ATMs run out of notes: Here's the reason behind the massive cash crunch Although the rate of cash circulation has surpassed the pre-demonetisation level, it is not in tandem with the rate of economic growth
Automated Teller Machines (ATMs) across various states are running dry with the present situation reminiscent of demonetisation of highvalue currency notes one-and-a-half years back. States, including Gujarat, Uttar Pradesh, Madhya Pradesh, Bihar, Andhra Pradesh, Manipur and Telangana, have reported shortage of cash at ATMs. A stock-taking analysis submitted by the Reserve Bank of India (RBI) found that the rate of cash withdrawal was much higher than the rate of cash deposits in Andhra Pradesh, Bihar, Karnataka, Maharashtra, Rajasthan, Uttar Pradesh, Madhya Pradesh, and Telangana, among other states. Complaints of cash crunch have been reported from semi-urban and rural regions of the states. Although the rate of cash circulation has surpassed the predemonetisation level, it is not in tandem with the rate of economic growth. The notes in circulation on November 4, 2016 - four days before the Union government announced demonetisation of Rs 500 and Rs 1,000
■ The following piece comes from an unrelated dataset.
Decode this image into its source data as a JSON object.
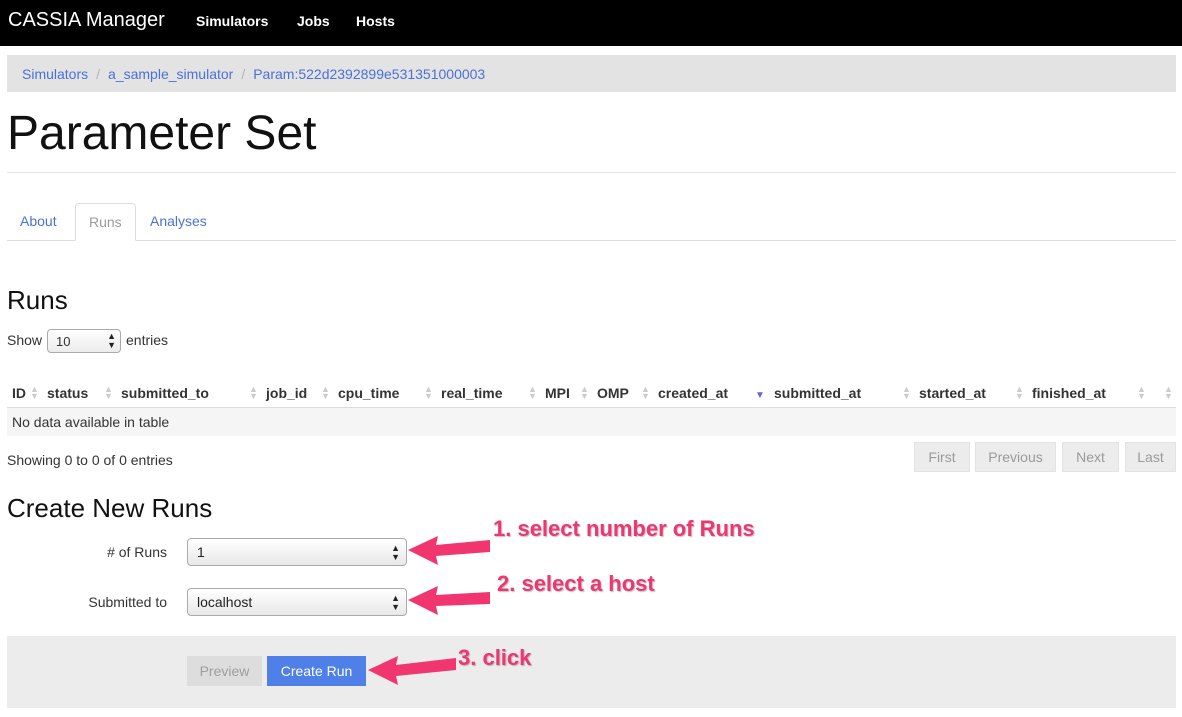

notes - were Rs 17.74 trillion. Currency notes in circulation are now at Rs 18.04 trillion. The cash in circulation-to-GDP ratio before demonetisation stood at 11.6% and it has declined to 10.7% at present. The Centre on Tuesday admitted to the cash crunch and blamed it on uneven distribution of currency by the RBI across states. “There is an issue of disparity. Some states have less currency and the others have more. Government has formed state-wise committee and RBI has also formed a committee to transfer currency from one state to the other. In two-three days, this problem will be resolved,” Minister of State in Finance Shiv Pratap Shukla told TV channels. Gujarat deputy chief minister Nitin Patel told a newspaper few days back that the state is in touch with the RBI to resolve the issue of cash crunch. “In Gujarat, the currency chests were not getting adequate supply of cash from the RBI,” said an executive director of a public sector bank. ATMs dried up in north Bihar due to issues related to transportation of cash from currency chests located in other parts of the state, officials said. The Manipur government also wrote a letter to the finance ministry apprising them of acute shortage of cash in the state. Senior finance ministry officials, who held a meeting with RBI's currency circulation division, banks and state government officials on Thursday, blamed the shortage of cash to various factors, including mismanagement of cash flow by banks, recalibration of ATMs to support the new currency notes, and logistical issues. Public sector bank executives also said there is a spurt in demand for cash to make payments for agricultural activities as well.
Published on Apr 17, 2018
ATMs run out of notes: Here's the reason behind the massive cash crunch on Business Standard. Although the rate of cash circulation has surp...